Beth Ford’s first job paid $2 an hour. Early in the morning, she climbed on the school bus to go detassel corn, joining other kids in Sioux City, Iowa, who did it as a summer job.
“Back then, two dollars an hour, that was real money,” Ford tells CNN’s Poppy Harlow in the latest episode of Boss Files.
Now, as the first female CEO of Land O’Lakes — and the first openly gay female CEO in the Fortune 500 list of largest US companies — Ford remembers a conversation with her mother years ago that taught her that “while we may not have everything, we have enough, and given what we have, much was expected of us.”
“She said, ‘Do you understand what is expected of you? Do you understand how much you have? Don’t disappoint,’ and I was like, ‘I’ve gotta work hard to not disappoint,’” Ford says.
Ford has a vision for Land O’Lakes. She wants to transform people’s perceptions of the butter and cream company and refocus attention on the efforts it’s making in the ag-tech space.
“My vision is to continue to invest in technology,” she says. “You have to have agility. E-commerce and e-business and technology is disrupting all industries, including agriculture, and there’s an opportunity when you have an insight-driven, technology-focused company, as I believe Land O’ Lakes is.”

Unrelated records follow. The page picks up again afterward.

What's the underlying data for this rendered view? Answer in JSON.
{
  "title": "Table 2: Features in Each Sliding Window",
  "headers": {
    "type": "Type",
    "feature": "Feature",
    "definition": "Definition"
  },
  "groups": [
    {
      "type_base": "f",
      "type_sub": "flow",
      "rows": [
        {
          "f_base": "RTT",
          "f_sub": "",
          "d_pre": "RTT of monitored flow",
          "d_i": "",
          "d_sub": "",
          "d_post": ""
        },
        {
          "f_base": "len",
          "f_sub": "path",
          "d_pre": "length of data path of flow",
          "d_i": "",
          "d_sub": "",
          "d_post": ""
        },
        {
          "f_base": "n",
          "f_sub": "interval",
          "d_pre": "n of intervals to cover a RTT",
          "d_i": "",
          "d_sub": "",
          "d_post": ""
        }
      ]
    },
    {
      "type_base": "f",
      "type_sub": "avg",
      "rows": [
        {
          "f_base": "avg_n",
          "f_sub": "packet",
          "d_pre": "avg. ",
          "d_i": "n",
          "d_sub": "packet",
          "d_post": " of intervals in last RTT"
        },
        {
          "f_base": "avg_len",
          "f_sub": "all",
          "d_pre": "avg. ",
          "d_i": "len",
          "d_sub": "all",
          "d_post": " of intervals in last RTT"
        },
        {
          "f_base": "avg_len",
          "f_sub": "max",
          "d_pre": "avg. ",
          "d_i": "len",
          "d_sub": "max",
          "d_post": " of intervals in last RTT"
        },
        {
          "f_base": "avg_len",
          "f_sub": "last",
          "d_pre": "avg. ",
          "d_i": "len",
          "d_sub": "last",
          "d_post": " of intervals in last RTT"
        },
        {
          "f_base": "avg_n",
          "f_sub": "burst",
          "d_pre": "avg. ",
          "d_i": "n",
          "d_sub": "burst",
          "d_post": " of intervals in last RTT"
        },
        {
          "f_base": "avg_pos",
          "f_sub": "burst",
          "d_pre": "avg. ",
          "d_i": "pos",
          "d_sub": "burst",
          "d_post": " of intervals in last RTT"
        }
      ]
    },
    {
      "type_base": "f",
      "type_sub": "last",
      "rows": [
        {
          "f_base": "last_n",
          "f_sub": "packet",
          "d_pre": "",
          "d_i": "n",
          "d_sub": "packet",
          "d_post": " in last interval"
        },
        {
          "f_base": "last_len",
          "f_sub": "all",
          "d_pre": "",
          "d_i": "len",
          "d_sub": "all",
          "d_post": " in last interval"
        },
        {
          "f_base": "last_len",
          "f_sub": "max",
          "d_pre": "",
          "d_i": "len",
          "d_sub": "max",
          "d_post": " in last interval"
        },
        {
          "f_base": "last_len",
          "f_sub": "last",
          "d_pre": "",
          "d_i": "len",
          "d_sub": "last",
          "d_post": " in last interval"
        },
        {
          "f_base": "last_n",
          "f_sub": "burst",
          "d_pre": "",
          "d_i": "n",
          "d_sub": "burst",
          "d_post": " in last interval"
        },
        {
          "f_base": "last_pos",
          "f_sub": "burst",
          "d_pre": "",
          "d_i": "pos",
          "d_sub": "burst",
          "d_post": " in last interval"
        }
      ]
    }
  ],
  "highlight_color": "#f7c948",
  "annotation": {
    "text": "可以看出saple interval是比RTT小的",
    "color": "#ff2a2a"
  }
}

In July, the United States slapped tariffs on $34 billion worth of Chinese imports, a move China called the beginning of “the biggest trade war in economic history.” In response, China imposed tariffs on billions of dollars worth of US exports, including cotton, dairy and soybeans.
“Grain farmers, growers, and producers across the US are all affected by the uncertainty churning around trade negotiations and retaliatory tariffs,” Ford says. “Export market access is critical to these farmers and the agriculture industry and we’re seeing a slowdown due to uncertainty in the trade environment.”
Ford says she’s spoken with soybean farmers and others concerned with the tariff politics.
“What I would tell you is that our farmer members are supportive in understanding that the administration is trying to do something on intellectual property theft,” she says. “They want to make sure that they have appropriate trade agreements, and I think that they’re supportive.”
More than anything else, she says, these farmers need resolution and clarity — quickly.
“Time is critical,” she says. “So then what’s the most important thing the administration can do? They can move with speed and resolve these trade issues and resolve those tariff issues.”
When the announcement about Ford’s promotion to CEO went out, the press release celebrated her achievements, but it made no special mention of an important “first” in Fortune 500 history.
With Ford’s promotion, she became the first openly gay female CEO to lead a Fortune 500 company.
In the months since, she’s heard from people about how much that “first” has meant to them.
“People have come up to me and said, ‘Thank you,’” she says. “And it’s not just the LGBTQ community, it is just people in their normal life saying, ‘Thank you for being your authentic self and encouraging others to do that.’”
Ford says she’s never faced discrimination in her career, but she’s definitely considered its potential impact on herself and her family.
“I had made deliberate decisions for some places where I felt as though it may not be as friendly,” she says. “I said, ‘The job looks great. You’re a wonderful leader. I can’t be here because I don’t think this will be great. My spouse is a woman, and I have a daughter.”
Thinking about the dwindling percentage of female CEOs in the Fortune 500, she says progress can’t be truly made until the overall number of women leaders increases — something that she sees as “a shared responsibility” for management teams and their talent development programs.
On that path to the C-suite, she calls back to an important lesson, yet again from her mother: “Beth, if you want something, ask for it.”
“You expect you’re going to be recognized because you’ve done the hard work, and that isn’t actually how it always happens,” Ford says.